Picture taken by the solar-powered orbiter’s JunoCam but not obtained engineering data are being evaluated again. The JunoCam imager aboard NASA’s Juno spacecraft did not acquire all planned images during the orbiter’s most recent flyby of Jupiter on Jan. 22. On Juno’s most recent flyby on Jan. 22 of Jupiter, NASA’s Juno spacecraft didn’t forward all the images that were captured. It is just as similar to the past months’ flyby. Just like one that NASA’s team faces on its previous flyby of the gas giant last month when the team saw the irregular rise in temperature after the camera was on in preparation for the flyby.

Is this the first time JunoCam faces an irregular rise in temperature?

Compared to the past month’s flyby this issue lasts longer. During December close pass the issue only remains for about 36 minutes. However, on this occasion, the issue persisted for about about 23 hours. This leaves the first 214 JunoCam images unusable during the flyby. The issue was all set after some time. Once the issue that was causing the rise in temperature was set the remaining 44 images were obtained with good quality and were usable.

Is this issue still bothering Juno?

During JunoCam’s 47th and 48th recent flybys of the mission, the team is evaluating the engineering data acquired. The mission team is also up to analyze the root cause of the anomaly and migration strategies. JunoCam will remain powered on for the time being and the camera continues to operate in its nominal state. For the time being the JunoCam will remain turned on and will continue to operate in a nominal state.

Designed to capture images of the gas giant cloud tops the JunoCam is a color, visible-light camera. The JunoCam imager aboard NASA’s Juno spacecraft for purposes of public engagement.

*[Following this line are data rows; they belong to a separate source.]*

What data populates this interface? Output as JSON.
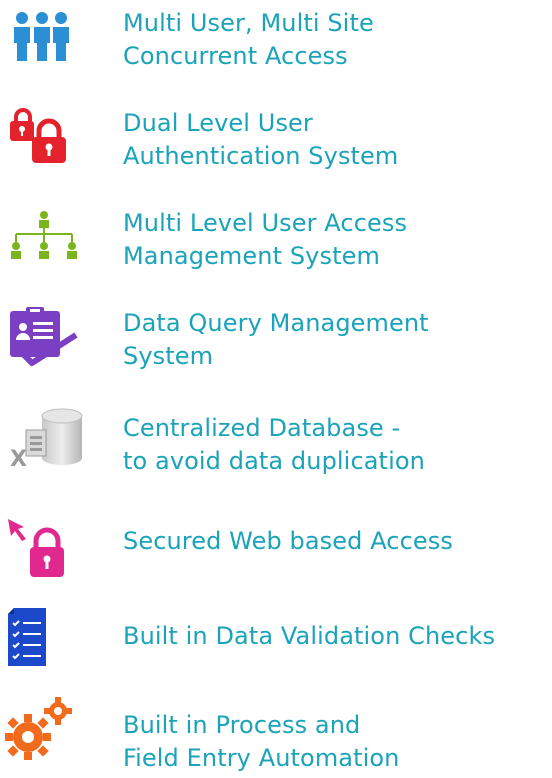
{
  "colors": {
    "text": "#1aa3b9",
    "users": "#2b8fd6",
    "locks": "#e3222b",
    "hierarchy": "#7ab51d",
    "query": "#7b3fc4",
    "database": "#9a9a9a",
    "secure": "#e0288f",
    "validation": "#1c49c9",
    "automation": "#f26b1d"
  },
  "features": [
    {
      "icon": "users-group-icon",
      "lines": [
        "Multi User, Multi Site",
        "Concurrent Access"
      ]
    },
    {
      "icon": "padlocks-icon",
      "lines": [
        "Dual Level User",
        "Authentication System"
      ]
    },
    {
      "icon": "org-hierarchy-icon",
      "lines": [
        "Multi Level User Access",
        "Management System"
      ]
    },
    {
      "icon": "clipboard-query-icon",
      "lines": [
        "Data Query Management",
        "System"
      ]
    },
    {
      "icon": "database-excel-icon",
      "lines": [
        "Centralized Database -",
        "to avoid data duplication"
      ]
    },
    {
      "icon": "cursor-lock-icon",
      "lines": [
        "Secured Web based Access"
      ]
    },
    {
      "icon": "checklist-icon",
      "lines": [
        "Built in Data Validation Checks"
      ]
    },
    {
      "icon": "gears-icon",
      "lines": [
        "Built in Process and",
        "Field Entry Automation"
      ]
    }
  ]
}
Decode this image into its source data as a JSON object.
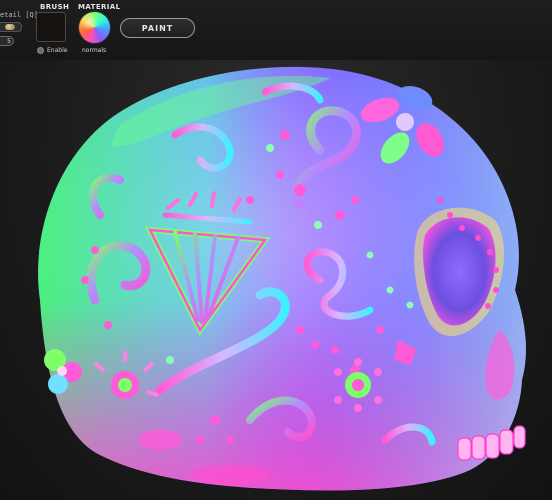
{
  "toolbar": {
    "detail_label": "etail [Q]",
    "detail_value": "5",
    "brush": {
      "label": "BRUSH",
      "enable_label": "Enable"
    },
    "material": {
      "label": "MATERIAL",
      "name": "normals"
    },
    "paint_label": "PAINT"
  },
  "viewport": {
    "model": "sugar-skull",
    "shading": "normals",
    "colors": {
      "background": "#1b1b1b",
      "violet": "#b07cff",
      "blue": "#6f7bff",
      "green": "#4dff6a",
      "magenta": "#ff4fd0",
      "cyan": "#3fe8ff"
    }
  }
}
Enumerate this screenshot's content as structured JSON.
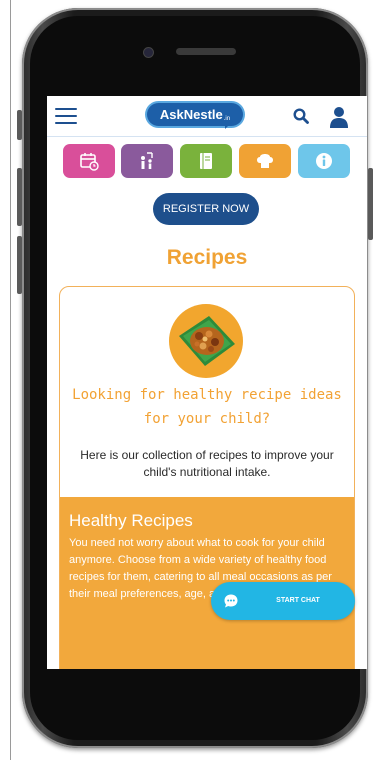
{
  "header": {
    "logo_text": "AskNestle",
    "logo_suffix": ".in",
    "menu_icon": "hamburger-menu-icon",
    "search_icon": "search-icon",
    "profile_icon": "user-icon"
  },
  "categories": [
    {
      "icon": "calendar-icon",
      "color": "#d94f9a"
    },
    {
      "icon": "growth-chart-icon",
      "color": "#8a5a9c"
    },
    {
      "icon": "notebook-icon",
      "color": "#7ab23c"
    },
    {
      "icon": "chef-hat-icon",
      "color": "#f0a234"
    },
    {
      "icon": "info-icon",
      "color": "#6ec6ea"
    }
  ],
  "register": {
    "label": "REGISTER NOW"
  },
  "page": {
    "title": "Recipes"
  },
  "intro": {
    "heading": "Looking for healthy recipe ideas for your child?",
    "text": "Here is our collection of recipes to improve your child's nutritional intake."
  },
  "healthy_recipes": {
    "title": "Healthy Recipes",
    "text": "You need not worry about what to cook for your child anymore. Choose from a wide variety of healthy food recipes for them, catering to all meal occasions as per their meal preferences, age, and food"
  },
  "chat": {
    "label": "START CHAT"
  },
  "colors": {
    "primary_blue": "#1e4f8c",
    "accent_orange": "#f0a234",
    "chat_blue": "#22b6e4"
  }
}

But now after its progress, it has also proven to be significant for scientific investigations. Designed to operate in Jupiter’s high-energy particle conditions The camera has at least seven orbits but has survived far longer. Lastly, the Juno spacecraft will make its 49th flyby of Jupiter on March 1.


Published by: Sky Headlines

Europe is about to embark on one of its largest-scale space missions to examine Jupiter’s icy moons. After being put through its final testing in Toulouse, France, the Juice satellite will be transported to its launch site in South America and take off in April. The six-ton spacecraft will make quick flybys of Callisto, Ganymede, and Europa and use special instruments to check for signs of habitability. Although the Jovian system is located far from the sun, it gets enough energy from Jupiter that liquid water could be pooled beneath its surface; an element necessary for life. It is an 8.5-year journey of about 6.6 billion km.

The European Space Agency (ESA) team behind this project gathered this week and gave the ‘go for launch’ command. Airbus, who spearheaded the construction of Juice for a cost of €1.6bn (£1.4bn; $1.7bn), also has drawn expertise and components from across Europe. Special radar will search inside Jupiter’s icy moons; and create 3D maps of their surfaces. Moreover, magnetometers will discover their electrically charged environments; and sensors that capture particles orbiting there.

The goal of the “Juice” mission is not to search for signs of life. Instead, it aims to determine if future missions can examine the signs of life in more detail. This may include sending a lander to drill into Mars’ crust to search for trapped liquid water. This ambitious goal might become a reality by the end of the century. Working with outer space requires one to be patient!

What do experts say about Jupiter’s icy moons?

A thermal architect Séverine Deschamps said: “We have two big vaults inside the spacecraft to protect the computers from radiation and to maintain them through a network of pipes at the same level of temperature,” Moreover, he said: “The same is true for the propulsion system. Its operation has to be maintained around the 20C, quite warm, to get a good level of performance when firing.”

“In the case of Europa, it’s thought there’s a deep ocean, maybe 100km deep, underneath its ice crust,” Moreover, on BBC News Prof Emma Bunce from Leicester University, UK said about Europe’s mission to Jupiter’s icy moons: “That depth of the ocean is 10 times that of the deepest ocean on Earth, and the ocean is in contact, we think, with a rocky floor. So that provides a scenario where there is mixing and some interesting chemistry,”.

Juice arrives at Jupiter at that time, scheduled for July 2031. After making 35 flybys of each of the three moons, it will eventually make a permanent home near Ganymede in late 2034.

Hopefully, a lot of mysteries will be uncovered about Jupiter’s icy moons from this mission.

Published by: Sky Headlines